Friday, March 20, 2009
No Smoking At The Funeral Home
“When You Are Engulfed In Flames” is a book by David Sedaris that I love. It is about inappropriate, brilliant things including cigarettes and the way a smoker’s life revolves around this habit. It is also about quitting. As Sedaris put it, he “finished smoking” some time after his mother died of lung cancer. I reread this book while my father was in the hospital, winding down after his four pack a day habit that began when he was 9 years old.
As a smoker, I can tell you exactly why they are bad for me because I can read the Surgeon General’s vigorous warning every time I unravel a fresh, neat pack of magically delicious smoky treats. Oh my dear, cigarettes will steal your pride and kill you dead, but I am not finished with them yet.
I was going over Dad’s hospice information this evening and talking with my Mom on the phone. She said, “Someone from hospice could care for Dad at home, but I told them I don’t want them around here unless they can rake my yard and plant my garden.” Ok, so we will move Dad into the hospice facility by April because Mom has no use for a harp-player in scrubs. No problem.
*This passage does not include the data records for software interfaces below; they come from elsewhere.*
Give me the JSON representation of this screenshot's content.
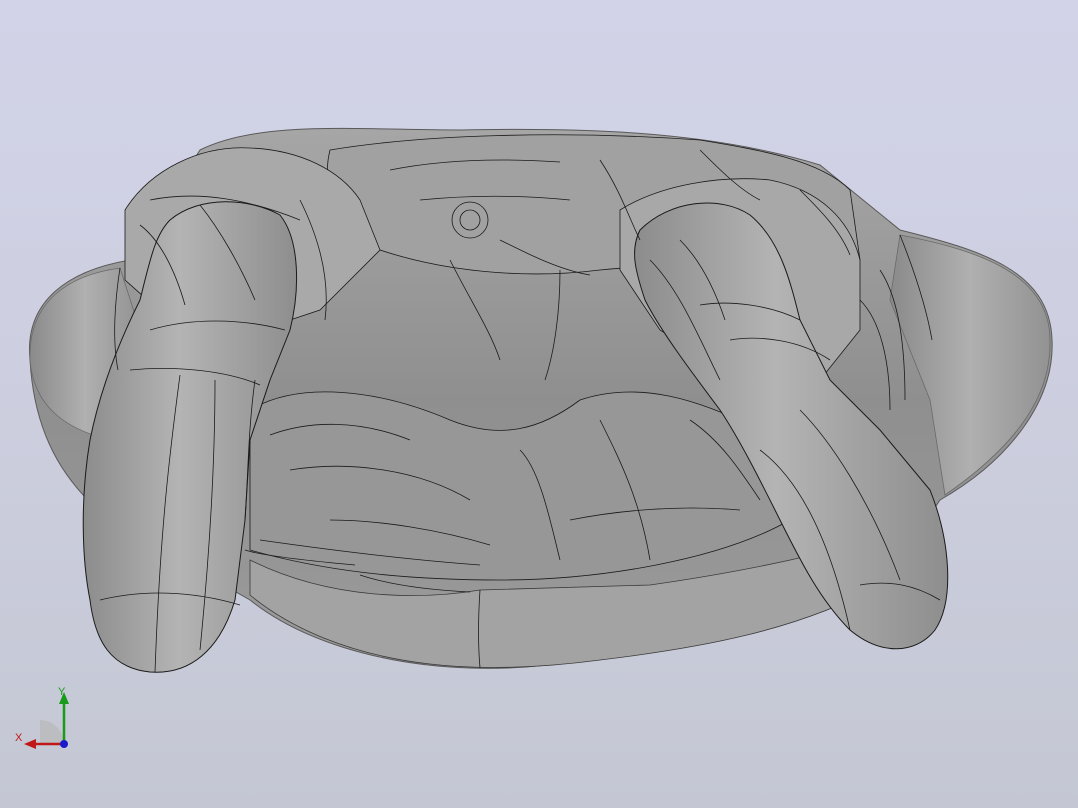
{
  "viewport": {
    "background_top": "#d2d3e8",
    "background_bottom": "#c4c7d3",
    "model_fill": "#9c9c9c",
    "model_edge_color": "#1a1a1a"
  },
  "triad": {
    "y_label": "Y",
    "x_label": "X",
    "y_color": "#1a9a1a",
    "x_color": "#c01818",
    "z_color": "#1a1acc"
  }
}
My mother isn’t an unsentimental woman. Let me explain: First, Mom doesn’t want to have a stranger in the house eyeballing the bear lamps and coveting her Lladros. Second, for all Mom knows, this hospice person might be unable to resist the siren call of Darvocet in her medicine cabinet and she will not tolerate that kind of behavior. Third and last, what can anyone tell her about grieving a husband of 59 years that she doesn’t already know? Right or wrong, it is that simple. “Also, you can’t be seen smoking at the funeral home,” she said.
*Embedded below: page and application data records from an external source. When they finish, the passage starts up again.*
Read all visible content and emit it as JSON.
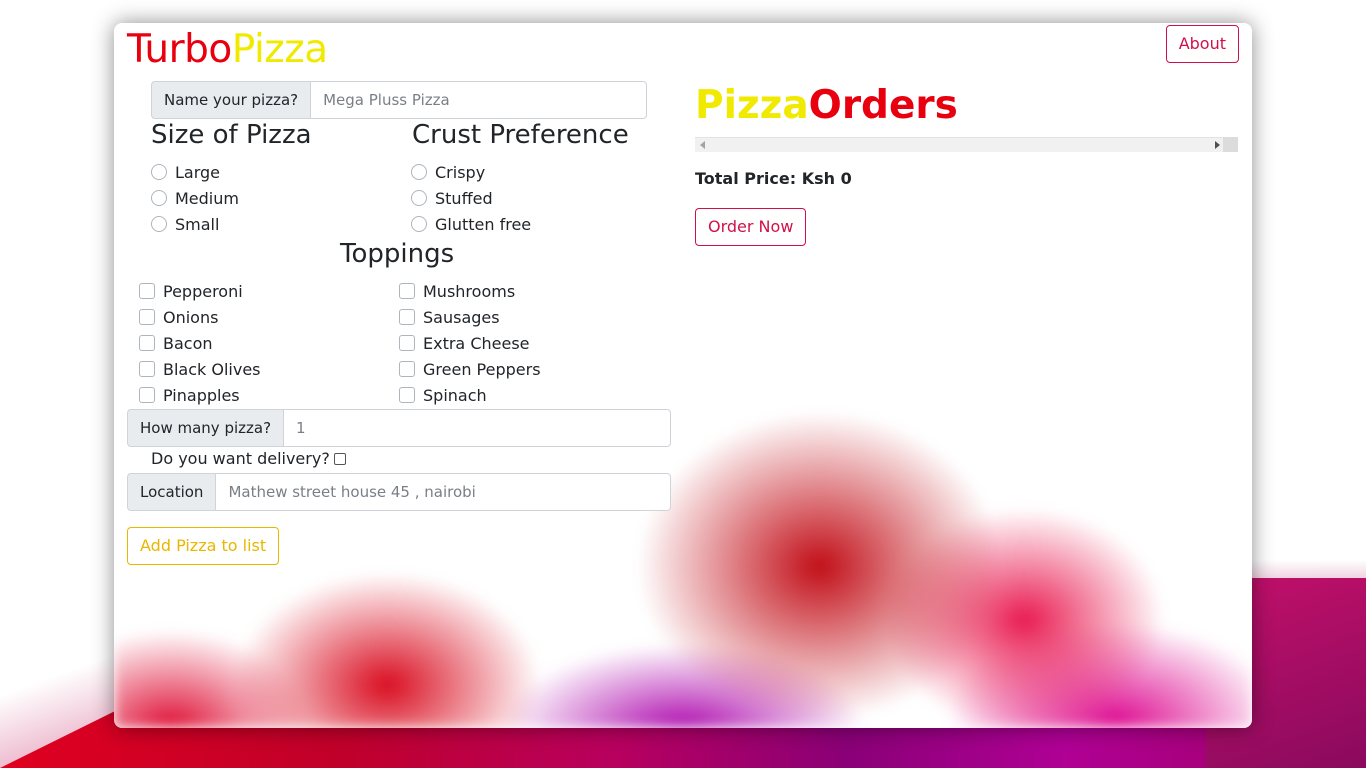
{
  "brand": {
    "part1": "Turbo",
    "part2": "Pizza"
  },
  "nav": {
    "about_label": "About"
  },
  "form": {
    "name_label": "Name your pizza?",
    "name_placeholder": "Mega Pluss Pizza",
    "size_title": "Size of Pizza",
    "sizes": [
      "Large",
      "Medium",
      "Small"
    ],
    "crust_title": "Crust Preference",
    "crusts": [
      "Crispy",
      "Stuffed",
      "Glutten free"
    ],
    "toppings_title": "Toppings",
    "toppings_left": [
      "Pepperoni",
      "Onions",
      "Bacon",
      "Black Olives",
      "Pinapples"
    ],
    "toppings_right": [
      "Mushrooms",
      "Sausages",
      "Extra Cheese",
      "Green Peppers",
      "Spinach"
    ],
    "quantity_label": "How many pizza?",
    "quantity_placeholder": "1",
    "delivery_label": "Do you want delivery?",
    "location_label": "Location",
    "location_placeholder": "Mathew street house 45 , nairobi",
    "add_button": "Add Pizza to list"
  },
  "orders": {
    "title_part1": "Pizza",
    "title_part2": "Orders",
    "total_label": "Total Price: Ksh 0",
    "order_button": "Order Now"
  },
  "colors": {
    "brand_red": "#e8000f",
    "brand_yellow": "#f0ea00",
    "accent_pink": "#d1104a",
    "accent_gold": "#e9b600"
  }
}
I haven’t talked to my sisters and brothers about our smoking yet, or the politics of funeral home behavior. I was thinking about this subject the day Mom and I went shopping to buy Dad a new shirt and tie for when he passes on (his suit is fine), to make sure he won’t look like a greeter at Applebee’s. Regardless, I was at Bon Ton thinking about how not to smoke when Dad dies. I don’t see me bringing this up with my siblings any time soon, so I will pack nicotine lozenges and patches in my handbag when the times comes and figure it out later.
If my father were in his right mind, and just to make Mom crazy, he would distribute cartons of cigarettes to everyone at the funeral home. I know because when I saw him last July he told me he would give anything to smoke one more time.